These restrictions don’t account for politically-infused scandals that often happen in China’s gaming scene, however. In 2019, Taiwanese-made horror game Devotion drew the ire of a significant number of Chinese gamers and the government when players discovered art assets that referenced a popular meme of comparing president Xi Jingping to Winnie the Pooh. As a result of the enormous backlash, Devotion’s developers apologized and pulled the game from Steam while its Chinese publishing partner had its business license revoked by the government. Almost a year later, Devotion still hasn’t been resurfaced.
Because of the Chinese government’s history of suppressing free speech, politics is an extremely sensitive and divisive topic. When I traveled to Shanghai last year to investigate the challenges faced by China’s indie gaming scene, most developers refused to speak about the government regulations unless they could do so anonymously. Despite that fear, Disco Elysium’s positive reception among Chinese Steam users is more evidence that there’s an audience for games of all shapes and political themes.
The fictional city of Revachol is ravaged by despots, failed communist revolutions, and free-market capitalism. And though it skews left on the political spectrum, Disco Elysium takes shots at ideologies of all types, including communism.
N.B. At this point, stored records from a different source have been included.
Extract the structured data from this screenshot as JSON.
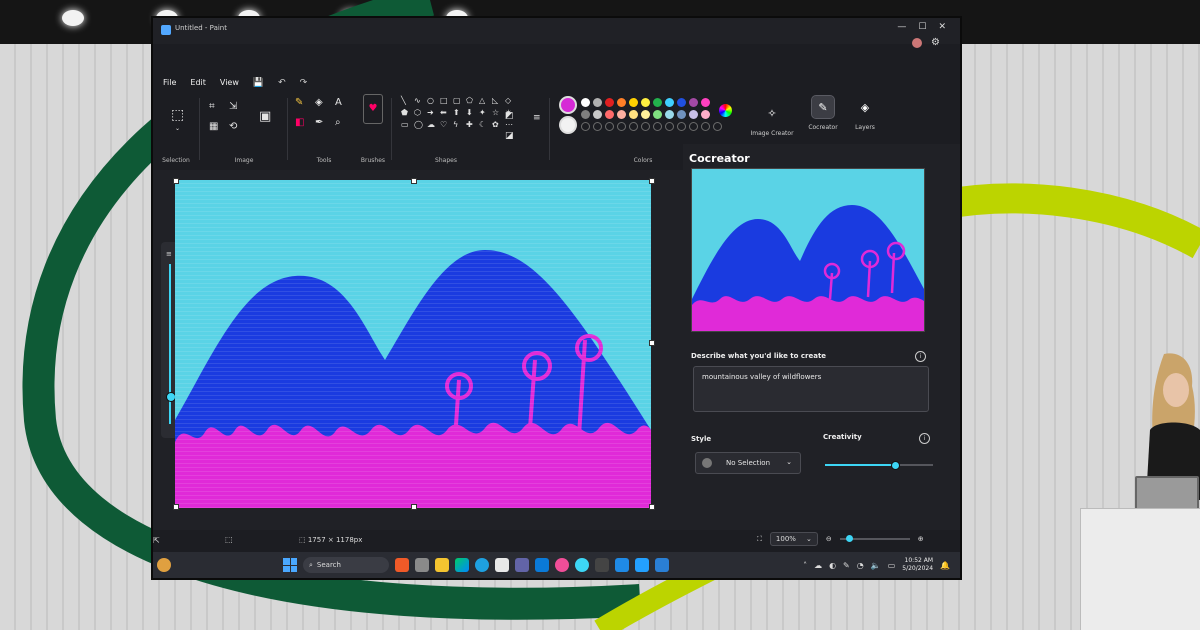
{
  "window": {
    "title": "Untitled - Paint"
  },
  "menu": {
    "file": "File",
    "edit": "Edit",
    "view": "View"
  },
  "ribbon": {
    "groups": {
      "selection": "Selection",
      "image": "Image",
      "tools": "Tools",
      "brushes": "Brushes",
      "shapes": "Shapes",
      "colors": "Colors"
    },
    "image_creator": "Image Creator",
    "cocreator": "Cocreator",
    "layers": "Layers",
    "colors": {
      "primary": "#d62ad6",
      "secondary": "#f2f2f2",
      "row1": [
        "#ffffff",
        "#b0b0b0",
        "#e02020",
        "#ff7f27",
        "#ffd000",
        "#ffef40",
        "#22b14c",
        "#40d0ff",
        "#2050e0",
        "#a349a4",
        "#ff40c0"
      ],
      "row2": [
        "#7f7f7f",
        "#c8c8c8",
        "#ff6a6a",
        "#ffb0a0",
        "#ffe080",
        "#fff09a",
        "#80e080",
        "#99d9ea",
        "#7092be",
        "#c8bfe7",
        "#ffaec9"
      ]
    }
  },
  "cocreator_panel": {
    "title": "Cocreator",
    "describe_label": "Describe what you'd like to create",
    "prompt_value": "mountainous valley of wildflowers",
    "style_label": "Style",
    "style_value": "No Selection",
    "creativity_label": "Creativity",
    "creativity_level": 0.65
  },
  "status": {
    "canvas_size": "1757 × 1178px",
    "zoom": "100%"
  },
  "taskbar": {
    "search_label": "Search",
    "time": "10:52 AM",
    "date": "5/20/2024"
  },
  "palette": {
    "sky": "#5ad3e6",
    "mountain": "#1a3be0",
    "flowers": "#e02ad8",
    "accent": "#3dd6f5"
  }
}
Even race isn’t off limits: Anti-Chinese sentiment is prevalent in Revachol, reflected both in optional dialogue choices of the player character and the many racists he encounters during his investigation.
According to Abacus News, many Chinese Steam user reviews praise the way Disco Elysium confronts these difficult political situations. “Very impressive,” one review translated by Abacus News reads. “Maybe this is a game that only countries that went through the communist revolution can fully understand. It’s a poem for both despair and light.”
“It depicted an age where isms fell apart, greatness drew its last breath and various tribes that looked to profit or save people tore our society apart,” another reviewer writes. “People are still people, stupid and restless, fragile and gentle all at the same time.”
Interestingly, Abacus News notes that the Chinese localization doesn’t directly translate certain politically sensitive words. The word “communism”, for example, is translated to the made-up word “kangmi zhuyi” instead of “gongchan zhuyi.”
Though it’s plausible it was done to avoid direct comparisons with real-world ideologies, Disco Elysium often alters names to either add flavor or suit its fictional setting. In the English version, for example, real-world western imperialism is loosely rebranded as the Moralist International while in-game communists are referred to as communards. It’s an interesting change, but not an uncharacteristic one.
Regardless of the reasons, it’s fascinating to see such an abrasive and politically-charged RPG find an even bigger audience in China. Disco Elysium is one of the best games I’ve ever played (and PC Gamer’s 2019 Game of the Year), in part because it lashes out at various ideologies for their inability to fix fundamental issues of inequality and injustice in society. It’s a cathartic and challenging game. And thanks to Steam being a valuable loophole through China’s internet firewall and its new Simplified Chinese translation, Gamers in China get to experience it too.